▶ [Exercise goal] All lines with the word "green" are to be found and copied from the listing.

============================================================

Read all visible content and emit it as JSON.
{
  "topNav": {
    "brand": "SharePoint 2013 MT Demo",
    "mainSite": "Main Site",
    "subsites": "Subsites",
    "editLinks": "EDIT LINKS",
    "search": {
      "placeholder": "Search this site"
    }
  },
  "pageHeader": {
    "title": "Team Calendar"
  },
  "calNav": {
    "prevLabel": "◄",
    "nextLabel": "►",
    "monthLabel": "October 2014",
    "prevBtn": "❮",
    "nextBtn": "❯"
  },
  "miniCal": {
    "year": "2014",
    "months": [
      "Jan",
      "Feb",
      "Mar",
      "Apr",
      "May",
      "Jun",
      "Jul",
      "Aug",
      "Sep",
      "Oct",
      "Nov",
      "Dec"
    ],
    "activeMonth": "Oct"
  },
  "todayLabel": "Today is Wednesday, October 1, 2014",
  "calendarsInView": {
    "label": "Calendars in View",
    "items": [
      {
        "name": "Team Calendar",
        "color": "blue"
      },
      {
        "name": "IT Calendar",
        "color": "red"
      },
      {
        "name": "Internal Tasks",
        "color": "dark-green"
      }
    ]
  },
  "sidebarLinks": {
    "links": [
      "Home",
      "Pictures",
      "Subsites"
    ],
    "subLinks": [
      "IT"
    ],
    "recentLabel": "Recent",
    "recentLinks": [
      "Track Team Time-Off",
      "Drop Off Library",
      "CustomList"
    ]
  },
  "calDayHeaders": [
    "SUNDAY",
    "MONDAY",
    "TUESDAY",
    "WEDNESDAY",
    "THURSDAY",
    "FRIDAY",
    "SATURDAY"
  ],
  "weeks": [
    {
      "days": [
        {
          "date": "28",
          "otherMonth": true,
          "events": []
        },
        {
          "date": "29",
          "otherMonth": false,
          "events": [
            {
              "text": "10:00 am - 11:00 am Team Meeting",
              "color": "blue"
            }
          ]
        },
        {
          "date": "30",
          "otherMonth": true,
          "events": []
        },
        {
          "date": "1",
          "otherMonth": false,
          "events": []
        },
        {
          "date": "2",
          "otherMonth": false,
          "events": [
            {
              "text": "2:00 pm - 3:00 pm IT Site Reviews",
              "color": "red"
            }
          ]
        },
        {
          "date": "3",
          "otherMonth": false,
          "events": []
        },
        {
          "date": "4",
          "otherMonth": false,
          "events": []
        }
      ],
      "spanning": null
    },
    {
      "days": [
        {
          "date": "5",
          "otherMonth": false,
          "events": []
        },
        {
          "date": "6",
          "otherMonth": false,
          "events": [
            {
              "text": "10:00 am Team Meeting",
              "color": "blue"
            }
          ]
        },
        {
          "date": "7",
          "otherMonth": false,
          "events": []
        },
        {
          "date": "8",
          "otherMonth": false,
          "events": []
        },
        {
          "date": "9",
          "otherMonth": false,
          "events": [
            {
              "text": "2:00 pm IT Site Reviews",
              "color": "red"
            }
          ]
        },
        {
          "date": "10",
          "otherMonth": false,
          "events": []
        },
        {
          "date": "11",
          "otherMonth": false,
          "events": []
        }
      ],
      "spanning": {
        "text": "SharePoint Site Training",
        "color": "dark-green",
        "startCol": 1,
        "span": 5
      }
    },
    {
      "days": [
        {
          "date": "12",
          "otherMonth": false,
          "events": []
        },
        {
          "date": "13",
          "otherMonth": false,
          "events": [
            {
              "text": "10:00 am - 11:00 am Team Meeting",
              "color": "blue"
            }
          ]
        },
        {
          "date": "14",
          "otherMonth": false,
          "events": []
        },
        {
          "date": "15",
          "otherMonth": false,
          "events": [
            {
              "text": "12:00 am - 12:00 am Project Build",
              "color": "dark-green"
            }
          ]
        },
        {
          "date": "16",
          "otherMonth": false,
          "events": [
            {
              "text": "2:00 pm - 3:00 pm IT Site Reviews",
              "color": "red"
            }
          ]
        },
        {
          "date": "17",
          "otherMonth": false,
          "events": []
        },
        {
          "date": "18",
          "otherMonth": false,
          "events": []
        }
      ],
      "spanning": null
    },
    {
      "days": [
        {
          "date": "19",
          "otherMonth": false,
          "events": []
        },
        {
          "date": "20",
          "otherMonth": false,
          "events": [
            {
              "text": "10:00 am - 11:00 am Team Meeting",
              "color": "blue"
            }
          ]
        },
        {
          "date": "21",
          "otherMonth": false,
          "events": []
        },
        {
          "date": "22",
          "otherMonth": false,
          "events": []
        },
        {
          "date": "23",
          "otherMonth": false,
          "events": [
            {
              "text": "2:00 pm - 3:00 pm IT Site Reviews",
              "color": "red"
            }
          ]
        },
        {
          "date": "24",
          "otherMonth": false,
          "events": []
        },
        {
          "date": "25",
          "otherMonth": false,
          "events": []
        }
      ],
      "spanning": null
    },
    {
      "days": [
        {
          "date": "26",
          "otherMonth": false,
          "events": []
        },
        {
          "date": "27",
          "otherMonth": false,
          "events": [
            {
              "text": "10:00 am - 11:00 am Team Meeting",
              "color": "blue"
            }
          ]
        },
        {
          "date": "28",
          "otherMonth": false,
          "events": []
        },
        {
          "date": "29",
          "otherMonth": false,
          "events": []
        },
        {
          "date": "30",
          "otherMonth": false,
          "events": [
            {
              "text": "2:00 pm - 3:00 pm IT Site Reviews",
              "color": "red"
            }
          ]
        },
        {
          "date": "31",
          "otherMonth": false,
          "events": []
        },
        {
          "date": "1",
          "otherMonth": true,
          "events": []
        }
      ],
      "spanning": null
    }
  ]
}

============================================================

▶ [Exercise response]
        "color": "dark-green"
        "color": "dark-green",
              "color": "dark-green"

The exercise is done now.